Make sure that your indoor garden can be kept warmer than 55 F (13 C) and depending on your plants needs, and that it can also be set to at least 80 F (27 C) as well. Most plants need to be kept warmer when germinating and in the early development phases than as they mature. Different temperatures may be needed at different phases of growth like the fruiting or flowering stages. Controlling humidity is equally important.

Just as different plants have differing temperature needs, the same is true for humidity levels. Some plants can do fine with humidity levels as low as 30 to 40 percent, while other plants thrive in air that is as high as 90 percent humid. Different growing phases also require different humidity levels. These levels can help to be created by putting trays of water near your plants, misting the foliage with spray bottles throughout the day, growing plants in your bathroom, and of course utilizing humidifiers and dehumidifiers as needed.

Good airflow helps to keep your indoor plants healthy and productive. It helps to reduce the incidences of both fungal diseases and pest infestations. Higher amounts of CO2 that your plants will get with increased air flow also help your plants increase their use of water more efficiently and help them to growth strong and healthy. Standard fans can be utilized to help with this or ones that are specifically designed to be used in production environments are widely available as well.

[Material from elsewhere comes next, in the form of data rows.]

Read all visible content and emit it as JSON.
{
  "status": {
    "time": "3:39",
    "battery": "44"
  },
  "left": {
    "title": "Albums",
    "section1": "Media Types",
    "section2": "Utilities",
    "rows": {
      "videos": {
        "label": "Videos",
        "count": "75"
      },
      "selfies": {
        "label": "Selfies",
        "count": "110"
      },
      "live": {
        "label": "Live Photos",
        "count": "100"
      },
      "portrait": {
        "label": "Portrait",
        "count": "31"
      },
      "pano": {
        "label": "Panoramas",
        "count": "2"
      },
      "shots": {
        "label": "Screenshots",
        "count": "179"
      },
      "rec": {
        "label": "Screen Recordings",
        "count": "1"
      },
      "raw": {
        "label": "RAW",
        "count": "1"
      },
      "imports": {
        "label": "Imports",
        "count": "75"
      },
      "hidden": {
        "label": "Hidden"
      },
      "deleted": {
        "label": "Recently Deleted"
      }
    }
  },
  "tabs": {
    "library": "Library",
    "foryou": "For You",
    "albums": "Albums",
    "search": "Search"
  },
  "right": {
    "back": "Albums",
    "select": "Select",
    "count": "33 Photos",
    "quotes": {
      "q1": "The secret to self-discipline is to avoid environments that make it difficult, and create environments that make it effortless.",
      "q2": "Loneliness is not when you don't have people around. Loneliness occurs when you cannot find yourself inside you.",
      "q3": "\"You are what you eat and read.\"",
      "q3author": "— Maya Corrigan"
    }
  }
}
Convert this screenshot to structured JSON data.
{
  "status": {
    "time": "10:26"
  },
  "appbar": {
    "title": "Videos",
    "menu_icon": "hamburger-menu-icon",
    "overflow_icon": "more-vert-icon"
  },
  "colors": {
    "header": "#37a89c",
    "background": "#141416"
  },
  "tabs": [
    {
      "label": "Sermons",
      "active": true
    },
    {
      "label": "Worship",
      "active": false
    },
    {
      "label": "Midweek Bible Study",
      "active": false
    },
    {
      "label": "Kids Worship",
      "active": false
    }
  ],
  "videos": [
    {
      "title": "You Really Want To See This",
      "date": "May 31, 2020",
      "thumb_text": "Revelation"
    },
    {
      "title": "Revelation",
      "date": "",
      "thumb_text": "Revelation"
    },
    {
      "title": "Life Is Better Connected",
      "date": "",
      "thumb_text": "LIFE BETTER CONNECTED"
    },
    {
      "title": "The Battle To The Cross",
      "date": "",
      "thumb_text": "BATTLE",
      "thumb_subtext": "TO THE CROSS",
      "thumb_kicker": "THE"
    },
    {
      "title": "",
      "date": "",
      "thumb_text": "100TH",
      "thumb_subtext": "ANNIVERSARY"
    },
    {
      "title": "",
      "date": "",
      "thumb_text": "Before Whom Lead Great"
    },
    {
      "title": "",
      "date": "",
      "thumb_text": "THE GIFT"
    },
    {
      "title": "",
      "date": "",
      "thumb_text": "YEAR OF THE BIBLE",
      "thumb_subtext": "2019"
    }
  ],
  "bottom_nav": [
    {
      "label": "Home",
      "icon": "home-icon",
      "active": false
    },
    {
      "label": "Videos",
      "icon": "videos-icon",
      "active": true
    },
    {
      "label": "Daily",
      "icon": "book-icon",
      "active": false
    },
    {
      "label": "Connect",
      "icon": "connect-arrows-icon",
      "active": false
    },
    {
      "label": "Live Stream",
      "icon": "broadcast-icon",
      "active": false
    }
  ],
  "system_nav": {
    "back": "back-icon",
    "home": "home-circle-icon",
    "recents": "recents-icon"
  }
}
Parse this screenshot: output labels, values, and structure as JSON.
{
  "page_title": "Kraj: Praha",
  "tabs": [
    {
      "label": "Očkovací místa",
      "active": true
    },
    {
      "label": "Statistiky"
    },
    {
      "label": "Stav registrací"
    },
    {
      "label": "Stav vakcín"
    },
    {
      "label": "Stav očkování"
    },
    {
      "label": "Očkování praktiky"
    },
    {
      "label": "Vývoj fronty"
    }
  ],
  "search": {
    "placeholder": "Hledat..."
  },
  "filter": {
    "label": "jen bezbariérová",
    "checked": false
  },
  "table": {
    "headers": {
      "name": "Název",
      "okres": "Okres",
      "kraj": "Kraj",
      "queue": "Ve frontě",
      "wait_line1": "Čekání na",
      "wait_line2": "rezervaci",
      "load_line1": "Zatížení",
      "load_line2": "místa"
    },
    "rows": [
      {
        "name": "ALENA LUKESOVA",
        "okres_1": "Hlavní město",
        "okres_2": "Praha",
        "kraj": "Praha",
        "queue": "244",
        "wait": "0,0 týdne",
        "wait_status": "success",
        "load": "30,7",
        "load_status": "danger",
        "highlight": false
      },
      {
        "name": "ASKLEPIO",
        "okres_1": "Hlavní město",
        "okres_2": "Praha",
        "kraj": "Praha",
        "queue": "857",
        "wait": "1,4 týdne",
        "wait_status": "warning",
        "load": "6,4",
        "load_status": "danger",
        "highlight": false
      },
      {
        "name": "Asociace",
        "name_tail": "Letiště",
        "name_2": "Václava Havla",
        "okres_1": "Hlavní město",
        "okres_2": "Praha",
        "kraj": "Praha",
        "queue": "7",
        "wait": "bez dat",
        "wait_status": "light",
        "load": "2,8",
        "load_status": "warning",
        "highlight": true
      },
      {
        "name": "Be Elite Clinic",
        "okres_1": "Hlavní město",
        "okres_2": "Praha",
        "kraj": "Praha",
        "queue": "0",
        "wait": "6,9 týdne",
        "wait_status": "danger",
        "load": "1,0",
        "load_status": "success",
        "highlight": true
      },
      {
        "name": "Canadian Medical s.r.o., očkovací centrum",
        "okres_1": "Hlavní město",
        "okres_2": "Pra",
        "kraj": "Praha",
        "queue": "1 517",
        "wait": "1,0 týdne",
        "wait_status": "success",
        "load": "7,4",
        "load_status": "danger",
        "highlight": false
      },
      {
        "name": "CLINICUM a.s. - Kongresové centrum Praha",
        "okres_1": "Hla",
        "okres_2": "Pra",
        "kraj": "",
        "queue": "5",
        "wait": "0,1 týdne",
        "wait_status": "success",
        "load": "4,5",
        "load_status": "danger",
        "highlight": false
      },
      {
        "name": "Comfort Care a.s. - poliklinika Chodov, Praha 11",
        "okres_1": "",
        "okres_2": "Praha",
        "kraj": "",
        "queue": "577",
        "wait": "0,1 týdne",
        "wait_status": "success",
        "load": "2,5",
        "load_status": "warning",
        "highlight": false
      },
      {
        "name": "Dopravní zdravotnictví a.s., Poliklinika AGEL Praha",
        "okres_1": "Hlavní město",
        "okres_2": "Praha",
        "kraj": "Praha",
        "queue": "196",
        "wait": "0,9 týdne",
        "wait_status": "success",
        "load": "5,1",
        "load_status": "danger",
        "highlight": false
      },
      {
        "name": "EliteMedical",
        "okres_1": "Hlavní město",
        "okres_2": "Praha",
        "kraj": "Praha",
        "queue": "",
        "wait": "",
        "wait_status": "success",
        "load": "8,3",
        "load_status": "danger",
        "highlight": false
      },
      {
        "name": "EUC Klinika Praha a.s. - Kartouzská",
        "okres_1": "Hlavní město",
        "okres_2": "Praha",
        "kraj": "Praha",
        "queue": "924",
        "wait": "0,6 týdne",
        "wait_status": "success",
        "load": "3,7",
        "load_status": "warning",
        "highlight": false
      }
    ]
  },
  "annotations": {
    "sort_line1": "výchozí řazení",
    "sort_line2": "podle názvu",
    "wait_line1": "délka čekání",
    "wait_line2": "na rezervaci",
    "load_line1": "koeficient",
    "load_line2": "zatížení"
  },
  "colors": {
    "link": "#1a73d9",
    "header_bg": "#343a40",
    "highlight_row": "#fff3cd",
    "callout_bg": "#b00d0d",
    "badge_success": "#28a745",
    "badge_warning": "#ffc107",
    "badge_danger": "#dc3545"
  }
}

Indoor plants of course do not get the benefit of rainwater. They also are generally not as deep-rooted as their outdoor counterparts. Unless growing hydroponically, an irrigation timer will make life easier. Otherwise, it will be important to check moisture levels often and be able to water as needed. Too much water is usually fatal to most plants, so this is not an area of indoor gardening that can be “called in”, but rather should be carefully managed for best results.

If it is challenging to set up an ideal environment indoors, consider a grow tent. They are a self-contained growing “closet” that can be designed to create a perfect environment for plant growth and can be set up anywhere indoors. Other options include heated basements, heated garages, and porches, if space for growing cannot be dedicate in the main living areas.

Most likely crops for success

 

Not all crops grow well indoors, but there are many that can be grown successfully in small spaces, with or without natural sunlight. The time of year will dictate somewhat of which crops can be grown, unless all of the climatic inputs, light, heat, moisture can be managed artificially. Greens, microgreens, many types of herbs, and several types of bulb-vegetables (onions, garlic, etc.) can be grown successfully indoors almost any time of year.

These crops can take cooler temperatures in environments that don’t exceed 70 F (21 C) during the day and can go down to 55 F (13 C) at night. They can also take lower light levels. Leafy crops such as arugula, lettuce, kale, sprouts/microgreens, or spinach will all do well in these conditions. Bulb and herb crops such as chives, scallions, green onions, garlic greens (yes, the leaves are edible and taste like mild garlic!). Once you have the hang of growing these, you can try root crops such as radishes, beets, turnips, potatoes, or carrots. If you can provide more heat and light, there are several other crops to try.

Vegetables that develop an edible fruiting body, such as tomatoes, peppers, eggplants, or beans can be grown, if you have the space for them. These should be grown if daytime temperatures are at least in the 65-70 F (18-21 C) range, if not higher, and nighttime temperatures are above 55 F (13 C). Other herbs crops can be grown as well, such as cilantro, rosemary, oregano, thyme, and sage.

Growing food plants indoors can be a lot of fun. Experimenting with different types of plants, using different types of growing methods, can help you to determine what will grow best in your unique growing setup. You can make the process more productive by keeping good records of what you have tried to grow and when, what method you utilized and what the results were. After a few trials, you should begin to get a picture of what kinds of food plants are best suited to your particular growing area.